I think that it is also of great importance that Firefly is indeed a television series. While in the movie, Serenity, they did briefly describe the cultural difference between the planets, I think that it takes the length and freedom of a television series to really create the mimesis that makes this show really work. Take, for example, the following clip from the first episode of Firefly, where the crew is sitting down to dinner.

Mal and Zoe explain to a passenger how the outer moons have such a difference in the level of technology. Mal explains that “they”, aka the Alliance and the central planets, dumped settlers on the outer planets with the bare minimum of technology. This is an interesting moment, that built up over the series, really helps to explain why the classes are separated onto different planets, and probably helps explain the economy of the system. Furthermore, it helps create mimesis in the series and give the audience their expectations.

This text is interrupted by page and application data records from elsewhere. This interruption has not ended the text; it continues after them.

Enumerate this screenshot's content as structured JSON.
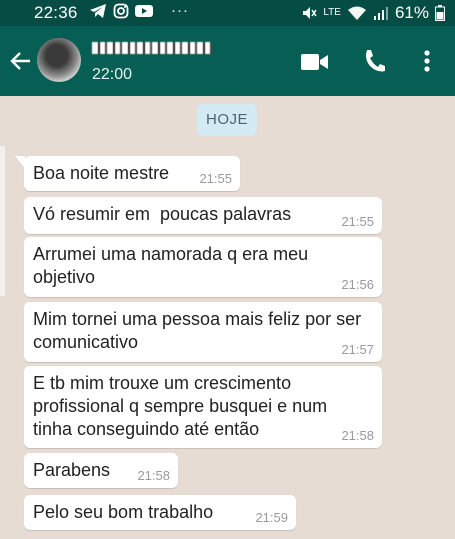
{
  "status_bar": {
    "time": "22:36",
    "battery": "61%",
    "network": "LTE",
    "icons": [
      "telegram-icon",
      "instagram-icon",
      "youtube-icon",
      "more-icon",
      "mute-icon",
      "volte-icon",
      "wifi-icon",
      "signal-icon",
      "battery-icon"
    ]
  },
  "header": {
    "last_seen": "22:00",
    "icons": [
      "back-arrow-icon",
      "video-call-icon",
      "phone-icon",
      "more-vert-icon"
    ]
  },
  "chat": {
    "date_chip": "HOJE",
    "messages": [
      {
        "text": "Boa noite mestre",
        "time": "21:55"
      },
      {
        "text": "Vó resumir em  poucas palavras",
        "time": "21:55"
      },
      {
        "text": "Arrumei uma namorada q era meu objetivo",
        "time": "21:56"
      },
      {
        "text": "Mim tornei uma pessoa mais feliz por ser comunicativo",
        "time": "21:57"
      },
      {
        "text": "E tb mim trouxe um crescimento profissional q sempre busquei e num tinha conseguindo até então",
        "time": "21:58"
      },
      {
        "text": "Parabens",
        "time": "21:58"
      },
      {
        "text": "Pelo seu bom trabalho",
        "time": "21:59"
      }
    ]
  },
  "colors": {
    "header": "#075e54",
    "status_bar": "#054d44",
    "chat_bg": "#e6dcd3",
    "bubble": "#ffffff",
    "date_chip": "#d4eaf4"
  }
}
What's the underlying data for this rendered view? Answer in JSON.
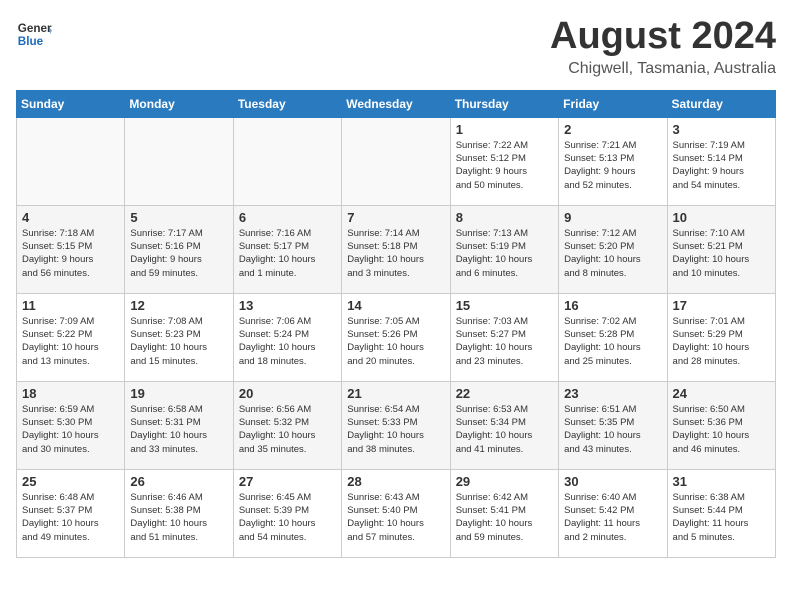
{
  "header": {
    "logo_general": "General",
    "logo_blue": "Blue",
    "main_title": "August 2024",
    "subtitle": "Chigwell, Tasmania, Australia"
  },
  "calendar": {
    "headers": [
      "Sunday",
      "Monday",
      "Tuesday",
      "Wednesday",
      "Thursday",
      "Friday",
      "Saturday"
    ],
    "weeks": [
      [
        {
          "day": "",
          "info": ""
        },
        {
          "day": "",
          "info": ""
        },
        {
          "day": "",
          "info": ""
        },
        {
          "day": "",
          "info": ""
        },
        {
          "day": "1",
          "info": "Sunrise: 7:22 AM\nSunset: 5:12 PM\nDaylight: 9 hours\nand 50 minutes."
        },
        {
          "day": "2",
          "info": "Sunrise: 7:21 AM\nSunset: 5:13 PM\nDaylight: 9 hours\nand 52 minutes."
        },
        {
          "day": "3",
          "info": "Sunrise: 7:19 AM\nSunset: 5:14 PM\nDaylight: 9 hours\nand 54 minutes."
        }
      ],
      [
        {
          "day": "4",
          "info": "Sunrise: 7:18 AM\nSunset: 5:15 PM\nDaylight: 9 hours\nand 56 minutes."
        },
        {
          "day": "5",
          "info": "Sunrise: 7:17 AM\nSunset: 5:16 PM\nDaylight: 9 hours\nand 59 minutes."
        },
        {
          "day": "6",
          "info": "Sunrise: 7:16 AM\nSunset: 5:17 PM\nDaylight: 10 hours\nand 1 minute."
        },
        {
          "day": "7",
          "info": "Sunrise: 7:14 AM\nSunset: 5:18 PM\nDaylight: 10 hours\nand 3 minutes."
        },
        {
          "day": "8",
          "info": "Sunrise: 7:13 AM\nSunset: 5:19 PM\nDaylight: 10 hours\nand 6 minutes."
        },
        {
          "day": "9",
          "info": "Sunrise: 7:12 AM\nSunset: 5:20 PM\nDaylight: 10 hours\nand 8 minutes."
        },
        {
          "day": "10",
          "info": "Sunrise: 7:10 AM\nSunset: 5:21 PM\nDaylight: 10 hours\nand 10 minutes."
        }
      ],
      [
        {
          "day": "11",
          "info": "Sunrise: 7:09 AM\nSunset: 5:22 PM\nDaylight: 10 hours\nand 13 minutes."
        },
        {
          "day": "12",
          "info": "Sunrise: 7:08 AM\nSunset: 5:23 PM\nDaylight: 10 hours\nand 15 minutes."
        },
        {
          "day": "13",
          "info": "Sunrise: 7:06 AM\nSunset: 5:24 PM\nDaylight: 10 hours\nand 18 minutes."
        },
        {
          "day": "14",
          "info": "Sunrise: 7:05 AM\nSunset: 5:26 PM\nDaylight: 10 hours\nand 20 minutes."
        },
        {
          "day": "15",
          "info": "Sunrise: 7:03 AM\nSunset: 5:27 PM\nDaylight: 10 hours\nand 23 minutes."
        },
        {
          "day": "16",
          "info": "Sunrise: 7:02 AM\nSunset: 5:28 PM\nDaylight: 10 hours\nand 25 minutes."
        },
        {
          "day": "17",
          "info": "Sunrise: 7:01 AM\nSunset: 5:29 PM\nDaylight: 10 hours\nand 28 minutes."
        }
      ],
      [
        {
          "day": "18",
          "info": "Sunrise: 6:59 AM\nSunset: 5:30 PM\nDaylight: 10 hours\nand 30 minutes."
        },
        {
          "day": "19",
          "info": "Sunrise: 6:58 AM\nSunset: 5:31 PM\nDaylight: 10 hours\nand 33 minutes."
        },
        {
          "day": "20",
          "info": "Sunrise: 6:56 AM\nSunset: 5:32 PM\nDaylight: 10 hours\nand 35 minutes."
        },
        {
          "day": "21",
          "info": "Sunrise: 6:54 AM\nSunset: 5:33 PM\nDaylight: 10 hours\nand 38 minutes."
        },
        {
          "day": "22",
          "info": "Sunrise: 6:53 AM\nSunset: 5:34 PM\nDaylight: 10 hours\nand 41 minutes."
        },
        {
          "day": "23",
          "info": "Sunrise: 6:51 AM\nSunset: 5:35 PM\nDaylight: 10 hours\nand 43 minutes."
        },
        {
          "day": "24",
          "info": "Sunrise: 6:50 AM\nSunset: 5:36 PM\nDaylight: 10 hours\nand 46 minutes."
        }
      ],
      [
        {
          "day": "25",
          "info": "Sunrise: 6:48 AM\nSunset: 5:37 PM\nDaylight: 10 hours\nand 49 minutes."
        },
        {
          "day": "26",
          "info": "Sunrise: 6:46 AM\nSunset: 5:38 PM\nDaylight: 10 hours\nand 51 minutes."
        },
        {
          "day": "27",
          "info": "Sunrise: 6:45 AM\nSunset: 5:39 PM\nDaylight: 10 hours\nand 54 minutes."
        },
        {
          "day": "28",
          "info": "Sunrise: 6:43 AM\nSunset: 5:40 PM\nDaylight: 10 hours\nand 57 minutes."
        },
        {
          "day": "29",
          "info": "Sunrise: 6:42 AM\nSunset: 5:41 PM\nDaylight: 10 hours\nand 59 minutes."
        },
        {
          "day": "30",
          "info": "Sunrise: 6:40 AM\nSunset: 5:42 PM\nDaylight: 11 hours\nand 2 minutes."
        },
        {
          "day": "31",
          "info": "Sunrise: 6:38 AM\nSunset: 5:44 PM\nDaylight: 11 hours\nand 5 minutes."
        }
      ]
    ]
  }
}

Supernatural and the Meta Mirror

December 20, 2009

Supernatural is supported by its marked unreality: for Sam and Dean Winchester, hunting demons has become their normal lifestyle. To be sure, it has not come easily: aside from the exhaustive job they’ve taken on, they’ve also suffered a personal toll through losing their parents and being turned against one another time and again. (I’m trying to keep this mostly spoiler-free for those who want to follow the entire series’ arc, and because those developments are not the backbone of this essay.)

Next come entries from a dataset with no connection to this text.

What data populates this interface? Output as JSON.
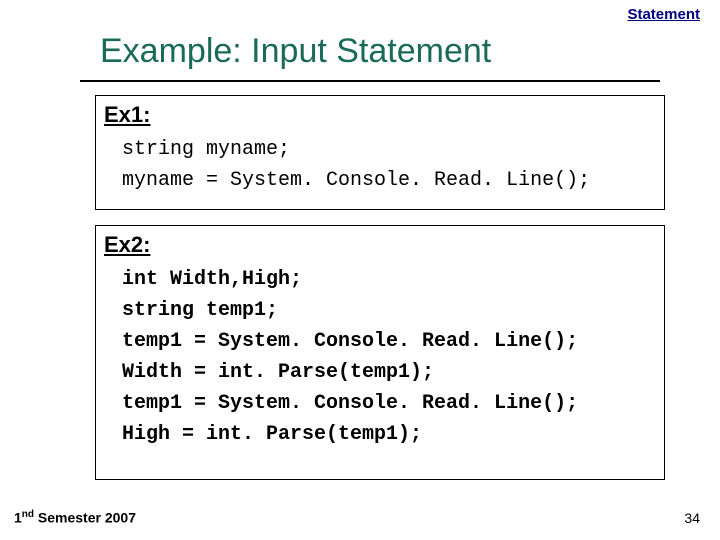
{
  "header": {
    "section_label": "Statement"
  },
  "title": "Example: Input Statement",
  "ex1": {
    "label": "Ex1:",
    "lines": [
      "string myname;",
      "myname = System. Console. Read. Line();"
    ]
  },
  "ex2": {
    "label": "Ex2:",
    "lines": [
      "int Width,High;",
      "string temp1;",
      "temp1 = System. Console. Read. Line();",
      "Width = int. Parse(temp1);",
      "temp1 = System. Console. Read. Line();",
      "High = int. Parse(temp1);"
    ]
  },
  "footer": {
    "left_prefix": "1",
    "left_super": "nd",
    "left_suffix": " Semester 2007",
    "pageno": "34"
  }
}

And yet, the series never loses its comedic touch or flair for parody, utilizing this self-referential style as the best tool with which to simultaneously force Sam and Dean to examine their odd lifestyle, as well as to acknowledge Supernatural’s vast fanbase. Three episodes in particular (from the first, third, and fifth seasons) attack the boys’ lifestyle through interactive pop-culture mainstays: an urban legends website; reality television; and a fan convention. In each instance, the Winchester brothers find themselves facing at least archetypes of themselves, if not actually themselves, prompting them to reevaluate the point of their ongoing struggle against evil.

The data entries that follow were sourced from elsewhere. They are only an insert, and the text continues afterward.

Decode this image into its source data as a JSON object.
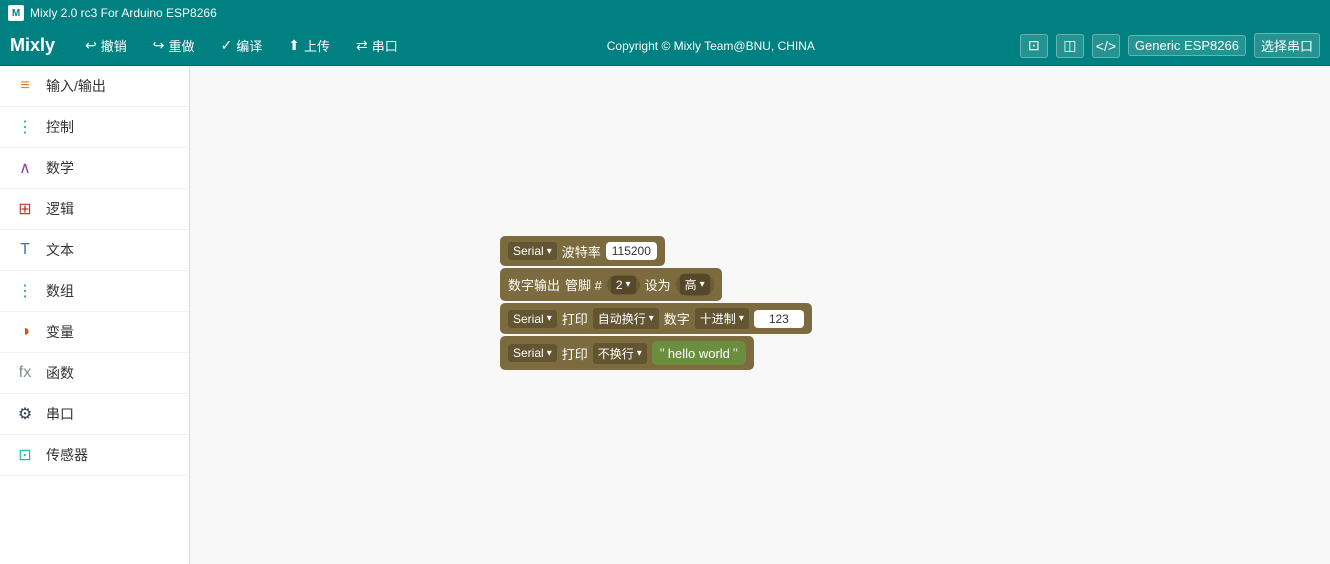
{
  "titlebar": {
    "logo": "M",
    "title": "Mixly 2.0 rc3 For Arduino ESP8266"
  },
  "toolbar": {
    "brand": "Mixly",
    "undo": "撤销",
    "redo": "重做",
    "compile": "编译",
    "upload": "上传",
    "serial": "串口",
    "copyright": "Copyright © Mixly Team@BNU, CHINA",
    "board": "Generic ESP8266",
    "select_port": "选择串口"
  },
  "sidebar": {
    "items": [
      {
        "id": "io",
        "icon": "≡",
        "label": "输入/输出",
        "cat": "cat-io"
      },
      {
        "id": "control",
        "icon": "⋮",
        "label": "控制",
        "cat": "cat-control"
      },
      {
        "id": "math",
        "icon": "∧",
        "label": "数学",
        "cat": "cat-math"
      },
      {
        "id": "logic",
        "icon": "☐",
        "label": "逻辑",
        "cat": "cat-logic"
      },
      {
        "id": "text",
        "icon": "T",
        "label": "文本",
        "cat": "cat-text"
      },
      {
        "id": "array",
        "icon": "⋮=",
        "label": "数组",
        "cat": "cat-array"
      },
      {
        "id": "var",
        "icon": "○",
        "label": "变量",
        "cat": "cat-var"
      },
      {
        "id": "func",
        "icon": "fx",
        "label": "函数",
        "cat": "cat-func"
      },
      {
        "id": "serial",
        "icon": "⚙",
        "label": "串口",
        "cat": "cat-serial"
      },
      {
        "id": "sensor",
        "icon": "⊡",
        "label": "传感器",
        "cat": "cat-sensor"
      }
    ]
  },
  "blocks": {
    "block1": {
      "serial_label": "Serial",
      "baud_label": "波特率",
      "baud_value": "115200"
    },
    "block2": {
      "label": "数字输出",
      "pin_label": "管脚 #",
      "pin_value": "2",
      "set_label": "设为",
      "level_value": "高"
    },
    "block3": {
      "serial_label": "Serial",
      "print_label": "打印",
      "mode_label": "自动换行",
      "type_label": "数字",
      "format_label": "十进制",
      "value": "123"
    },
    "block4": {
      "serial_label": "Serial",
      "print_label": "打印",
      "mode_label": "不换行",
      "quote_open": "\"",
      "text_value": "hello world",
      "quote_close": "\""
    }
  }
}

Aristotle’s Poetics concerns itself with mimesis, or the mode of imitation that distinguishes poetry. Unlike in Aristotle’s examination of poetry (which contained varying forms that he nonetheless counted under the same umbrella term), my study of Supernatural includes three different media, as mentioned above: website, reality series, and fan convention. The objects (“men in action”) are in each case Sam and Dean; and finally, the manner, or narration, takes its form through people, “living and moving before us”. [1]

At first, the bonds between Sam and Dean and their imitators are shadowy at best: In 1×17 “Hell House”, they run into Ed Zeddmore and Harry Spengler in the eponymous haunted house. The latter are nerds laughably calling themselves “paranormal investigators”. Sam and Dean are initially too surprised to do anything but go along with the two, who puff up in self-righteousness about their tools and strategies in finding ghosts. In contrast to Sam and Dean’s fairly sparse gear (flashlights, salt, lighter, and guns), Zeddmore and Spengler are decked out in night-vision goggles and something approximating Ghostbusters‘ Proton Pack. (Fun fact: The characters’ surnames are taken from two Ghostbuster members!)

It turns out that there is a demon haunting the house — a tulpa, which comes to life through people’s imaginings — but the only reason it’s stayed alive is due to the Hell Hound’s Lair’s readership and their fervent beliefs in the demon accounts. It’s an apt metaphor for the viewers who keep a show, especially a quirky paranormal one like Supernatural, afloat. By the end of the episode, the boys burn down the house inhabited by the ghost, and Sam suffers a slight crisis:

“It kinda makes you wonder… of all the things we’ve hunted, how many existed just ’cause people believed in ’em?”

And yet, that anxiety is short-lived, as Sam and Dean accept (without the need to explicitly say so) that the demons they hunt are “real”. And while Zeddmore and Spengler in some ways imitate Sam and Dean, what we really see through them is the boys coming together against “themselves”: the episode’s subplot involved the Winchesters in a prank war, which concludes when each of them pulls a prank on the Hell Hound’s creators instead.